Aim of the exercise>
Among the entries below, please show each line that carries the word "Orders".

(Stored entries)

►

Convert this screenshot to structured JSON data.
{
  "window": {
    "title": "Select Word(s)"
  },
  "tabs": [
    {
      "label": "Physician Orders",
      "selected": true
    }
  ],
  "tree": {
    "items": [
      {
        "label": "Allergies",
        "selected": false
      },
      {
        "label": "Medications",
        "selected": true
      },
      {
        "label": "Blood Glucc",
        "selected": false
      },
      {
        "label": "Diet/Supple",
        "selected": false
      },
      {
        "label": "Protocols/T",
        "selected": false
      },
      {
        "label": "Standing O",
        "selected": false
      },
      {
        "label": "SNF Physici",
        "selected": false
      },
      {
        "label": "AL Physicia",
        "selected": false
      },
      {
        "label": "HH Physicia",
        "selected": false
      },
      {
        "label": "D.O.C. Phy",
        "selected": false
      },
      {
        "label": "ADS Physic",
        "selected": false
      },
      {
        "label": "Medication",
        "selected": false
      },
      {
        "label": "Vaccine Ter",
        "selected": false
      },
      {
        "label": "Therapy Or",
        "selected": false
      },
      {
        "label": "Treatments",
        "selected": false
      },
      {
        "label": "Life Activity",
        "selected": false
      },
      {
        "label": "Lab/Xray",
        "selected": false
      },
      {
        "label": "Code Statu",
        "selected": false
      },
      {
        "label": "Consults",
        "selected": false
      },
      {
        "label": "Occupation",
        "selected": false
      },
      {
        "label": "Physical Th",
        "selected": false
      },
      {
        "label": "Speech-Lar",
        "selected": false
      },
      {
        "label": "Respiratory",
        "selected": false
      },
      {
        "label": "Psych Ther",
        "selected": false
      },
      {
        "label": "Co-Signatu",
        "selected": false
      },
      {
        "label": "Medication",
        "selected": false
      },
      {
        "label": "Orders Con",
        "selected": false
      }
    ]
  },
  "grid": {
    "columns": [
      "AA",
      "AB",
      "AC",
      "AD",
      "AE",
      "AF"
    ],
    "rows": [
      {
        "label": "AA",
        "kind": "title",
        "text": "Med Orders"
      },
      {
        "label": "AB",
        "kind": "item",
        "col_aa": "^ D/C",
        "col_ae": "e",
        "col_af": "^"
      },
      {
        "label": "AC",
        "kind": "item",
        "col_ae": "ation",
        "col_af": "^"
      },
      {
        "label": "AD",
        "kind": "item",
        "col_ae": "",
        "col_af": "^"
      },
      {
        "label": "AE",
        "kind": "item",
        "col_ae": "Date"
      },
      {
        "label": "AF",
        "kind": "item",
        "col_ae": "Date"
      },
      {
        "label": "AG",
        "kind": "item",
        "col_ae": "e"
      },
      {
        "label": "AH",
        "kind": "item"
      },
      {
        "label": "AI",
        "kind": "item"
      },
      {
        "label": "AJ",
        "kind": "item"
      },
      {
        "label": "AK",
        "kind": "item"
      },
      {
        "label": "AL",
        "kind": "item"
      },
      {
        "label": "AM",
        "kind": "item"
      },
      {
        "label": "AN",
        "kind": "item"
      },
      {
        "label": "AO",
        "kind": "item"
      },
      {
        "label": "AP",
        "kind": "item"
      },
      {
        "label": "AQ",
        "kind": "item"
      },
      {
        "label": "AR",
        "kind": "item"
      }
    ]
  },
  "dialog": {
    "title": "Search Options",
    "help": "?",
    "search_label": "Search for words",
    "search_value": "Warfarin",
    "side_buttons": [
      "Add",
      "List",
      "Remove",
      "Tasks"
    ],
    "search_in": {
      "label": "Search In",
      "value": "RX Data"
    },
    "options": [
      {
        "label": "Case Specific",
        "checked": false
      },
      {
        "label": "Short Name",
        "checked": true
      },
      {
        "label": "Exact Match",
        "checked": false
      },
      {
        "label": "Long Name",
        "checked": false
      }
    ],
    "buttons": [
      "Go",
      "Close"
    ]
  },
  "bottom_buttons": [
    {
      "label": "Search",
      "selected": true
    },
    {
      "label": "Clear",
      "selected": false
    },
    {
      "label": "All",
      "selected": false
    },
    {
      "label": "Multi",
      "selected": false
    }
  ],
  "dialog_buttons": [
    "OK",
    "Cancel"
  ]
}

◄

Your response>
      "label": "Physician Orders",
        "label": "Orders Con",
        "text": "Med Orders"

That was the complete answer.